## Requirement
Read the lines below and count those that have the word "minus". Respond with the number only.

Website and app data records:
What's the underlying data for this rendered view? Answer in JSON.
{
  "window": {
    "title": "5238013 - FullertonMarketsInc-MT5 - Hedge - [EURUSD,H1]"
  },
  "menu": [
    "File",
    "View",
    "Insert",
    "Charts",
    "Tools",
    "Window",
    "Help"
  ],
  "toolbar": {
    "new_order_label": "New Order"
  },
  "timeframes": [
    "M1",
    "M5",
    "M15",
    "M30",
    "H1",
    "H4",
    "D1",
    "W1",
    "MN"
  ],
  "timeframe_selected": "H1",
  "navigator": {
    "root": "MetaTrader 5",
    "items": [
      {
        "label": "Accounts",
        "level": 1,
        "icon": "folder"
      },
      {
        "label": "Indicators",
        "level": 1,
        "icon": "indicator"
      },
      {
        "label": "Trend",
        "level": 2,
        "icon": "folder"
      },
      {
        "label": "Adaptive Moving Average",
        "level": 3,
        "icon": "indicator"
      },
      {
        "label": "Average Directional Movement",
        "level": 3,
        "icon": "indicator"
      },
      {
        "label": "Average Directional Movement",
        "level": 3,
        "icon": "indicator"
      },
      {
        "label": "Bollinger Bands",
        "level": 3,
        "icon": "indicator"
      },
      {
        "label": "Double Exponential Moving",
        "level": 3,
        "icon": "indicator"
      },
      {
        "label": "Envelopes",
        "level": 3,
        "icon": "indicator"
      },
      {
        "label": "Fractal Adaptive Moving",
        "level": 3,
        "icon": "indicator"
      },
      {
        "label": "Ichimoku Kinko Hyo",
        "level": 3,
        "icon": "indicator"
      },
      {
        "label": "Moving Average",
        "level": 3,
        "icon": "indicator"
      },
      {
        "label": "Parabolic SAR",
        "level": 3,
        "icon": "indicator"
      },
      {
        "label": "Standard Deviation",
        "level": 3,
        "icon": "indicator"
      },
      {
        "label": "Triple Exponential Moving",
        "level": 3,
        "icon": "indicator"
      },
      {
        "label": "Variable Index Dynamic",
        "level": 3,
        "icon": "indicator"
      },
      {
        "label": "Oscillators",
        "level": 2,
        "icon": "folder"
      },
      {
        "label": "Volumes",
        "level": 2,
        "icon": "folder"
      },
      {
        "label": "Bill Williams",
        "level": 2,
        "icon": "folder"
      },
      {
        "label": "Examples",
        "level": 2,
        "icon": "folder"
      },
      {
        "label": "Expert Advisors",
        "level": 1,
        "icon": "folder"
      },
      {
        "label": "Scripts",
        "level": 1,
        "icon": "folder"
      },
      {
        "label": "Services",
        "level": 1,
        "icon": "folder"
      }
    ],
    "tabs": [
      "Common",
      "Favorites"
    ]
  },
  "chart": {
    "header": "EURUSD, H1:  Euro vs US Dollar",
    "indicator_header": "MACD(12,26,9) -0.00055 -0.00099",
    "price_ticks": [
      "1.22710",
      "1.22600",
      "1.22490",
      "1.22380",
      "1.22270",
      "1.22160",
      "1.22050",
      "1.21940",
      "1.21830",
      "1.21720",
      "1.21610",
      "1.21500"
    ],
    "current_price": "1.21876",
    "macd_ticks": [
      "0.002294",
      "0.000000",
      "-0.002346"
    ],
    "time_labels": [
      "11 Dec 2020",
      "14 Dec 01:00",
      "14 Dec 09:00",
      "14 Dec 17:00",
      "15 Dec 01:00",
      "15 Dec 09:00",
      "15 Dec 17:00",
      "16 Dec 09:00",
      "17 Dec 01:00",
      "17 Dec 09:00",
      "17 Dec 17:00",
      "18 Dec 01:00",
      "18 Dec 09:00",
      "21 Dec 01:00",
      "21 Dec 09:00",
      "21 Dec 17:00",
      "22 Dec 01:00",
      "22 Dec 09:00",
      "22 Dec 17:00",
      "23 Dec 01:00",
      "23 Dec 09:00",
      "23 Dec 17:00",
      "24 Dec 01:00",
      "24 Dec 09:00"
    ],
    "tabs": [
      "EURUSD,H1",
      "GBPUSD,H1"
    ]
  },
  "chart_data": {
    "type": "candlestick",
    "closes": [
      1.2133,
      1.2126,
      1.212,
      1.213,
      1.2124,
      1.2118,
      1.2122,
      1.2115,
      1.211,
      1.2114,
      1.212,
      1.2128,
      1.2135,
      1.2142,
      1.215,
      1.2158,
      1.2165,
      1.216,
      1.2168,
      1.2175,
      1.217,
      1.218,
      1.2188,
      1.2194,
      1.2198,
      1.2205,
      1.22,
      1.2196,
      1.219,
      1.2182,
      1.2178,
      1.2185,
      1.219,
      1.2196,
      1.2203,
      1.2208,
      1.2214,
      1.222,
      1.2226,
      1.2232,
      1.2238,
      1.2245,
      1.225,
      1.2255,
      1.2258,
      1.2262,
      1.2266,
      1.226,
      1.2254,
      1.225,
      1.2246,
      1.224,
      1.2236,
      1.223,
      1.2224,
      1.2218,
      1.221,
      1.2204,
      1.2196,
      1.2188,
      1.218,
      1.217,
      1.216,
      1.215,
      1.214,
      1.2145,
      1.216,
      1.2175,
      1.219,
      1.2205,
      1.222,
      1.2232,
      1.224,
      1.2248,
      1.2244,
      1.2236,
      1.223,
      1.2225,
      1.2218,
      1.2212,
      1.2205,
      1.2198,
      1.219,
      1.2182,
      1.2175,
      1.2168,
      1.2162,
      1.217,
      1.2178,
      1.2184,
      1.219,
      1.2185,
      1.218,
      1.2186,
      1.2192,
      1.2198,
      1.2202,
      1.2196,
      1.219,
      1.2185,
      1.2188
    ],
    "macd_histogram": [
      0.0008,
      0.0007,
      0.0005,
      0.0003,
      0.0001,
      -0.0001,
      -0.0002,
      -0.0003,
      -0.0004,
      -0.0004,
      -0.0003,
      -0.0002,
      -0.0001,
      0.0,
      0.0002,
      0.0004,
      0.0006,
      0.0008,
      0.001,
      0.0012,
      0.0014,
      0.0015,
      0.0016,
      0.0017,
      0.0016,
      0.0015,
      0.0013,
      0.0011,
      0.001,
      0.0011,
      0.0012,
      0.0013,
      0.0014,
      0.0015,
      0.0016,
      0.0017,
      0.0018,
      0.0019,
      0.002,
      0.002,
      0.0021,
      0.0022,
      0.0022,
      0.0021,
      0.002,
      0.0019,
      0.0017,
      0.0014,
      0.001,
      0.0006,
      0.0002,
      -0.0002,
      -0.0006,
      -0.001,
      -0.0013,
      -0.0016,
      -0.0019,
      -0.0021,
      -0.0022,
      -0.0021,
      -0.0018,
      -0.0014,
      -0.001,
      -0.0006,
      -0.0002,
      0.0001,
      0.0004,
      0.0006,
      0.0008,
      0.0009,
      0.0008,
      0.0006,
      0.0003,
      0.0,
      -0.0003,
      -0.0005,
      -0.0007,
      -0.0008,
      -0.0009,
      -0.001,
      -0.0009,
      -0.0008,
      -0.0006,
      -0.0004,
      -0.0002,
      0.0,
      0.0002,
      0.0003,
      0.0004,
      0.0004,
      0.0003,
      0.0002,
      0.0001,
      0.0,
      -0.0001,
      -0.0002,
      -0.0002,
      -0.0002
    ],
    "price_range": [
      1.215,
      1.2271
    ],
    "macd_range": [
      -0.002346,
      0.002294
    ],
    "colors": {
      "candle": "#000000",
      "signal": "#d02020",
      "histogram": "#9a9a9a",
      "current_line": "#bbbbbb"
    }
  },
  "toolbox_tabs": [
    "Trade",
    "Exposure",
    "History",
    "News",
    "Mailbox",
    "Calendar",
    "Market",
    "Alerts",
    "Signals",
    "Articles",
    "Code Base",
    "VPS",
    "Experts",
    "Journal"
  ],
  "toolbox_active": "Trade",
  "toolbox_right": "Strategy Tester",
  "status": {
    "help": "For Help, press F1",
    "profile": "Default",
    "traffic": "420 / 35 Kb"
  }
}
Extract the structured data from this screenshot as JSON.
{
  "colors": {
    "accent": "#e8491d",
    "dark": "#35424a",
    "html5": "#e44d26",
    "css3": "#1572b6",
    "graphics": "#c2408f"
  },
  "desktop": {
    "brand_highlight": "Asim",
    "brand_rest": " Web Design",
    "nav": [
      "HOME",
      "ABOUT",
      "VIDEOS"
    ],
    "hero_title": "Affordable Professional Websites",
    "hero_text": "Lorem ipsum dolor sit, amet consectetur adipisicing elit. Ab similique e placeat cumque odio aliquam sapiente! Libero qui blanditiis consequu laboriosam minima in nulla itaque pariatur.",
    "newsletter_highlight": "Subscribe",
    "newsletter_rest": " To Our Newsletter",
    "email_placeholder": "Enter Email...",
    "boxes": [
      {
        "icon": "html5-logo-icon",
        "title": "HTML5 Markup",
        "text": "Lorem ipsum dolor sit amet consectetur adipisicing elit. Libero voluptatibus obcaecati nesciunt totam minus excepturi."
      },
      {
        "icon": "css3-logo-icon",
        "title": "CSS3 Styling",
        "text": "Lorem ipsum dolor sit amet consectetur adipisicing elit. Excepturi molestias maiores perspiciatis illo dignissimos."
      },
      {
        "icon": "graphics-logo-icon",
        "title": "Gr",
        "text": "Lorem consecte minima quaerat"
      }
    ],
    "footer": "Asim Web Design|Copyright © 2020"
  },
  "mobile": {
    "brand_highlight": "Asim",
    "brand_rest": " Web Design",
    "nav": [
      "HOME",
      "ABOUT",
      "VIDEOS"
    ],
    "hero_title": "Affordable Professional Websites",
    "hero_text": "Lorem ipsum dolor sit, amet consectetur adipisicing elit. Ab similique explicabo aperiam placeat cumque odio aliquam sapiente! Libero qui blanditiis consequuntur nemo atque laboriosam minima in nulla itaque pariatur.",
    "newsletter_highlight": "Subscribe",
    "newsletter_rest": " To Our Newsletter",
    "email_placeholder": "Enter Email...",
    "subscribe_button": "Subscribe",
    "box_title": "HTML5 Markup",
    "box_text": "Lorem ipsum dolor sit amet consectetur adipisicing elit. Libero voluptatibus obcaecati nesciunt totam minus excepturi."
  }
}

## Exercise response
2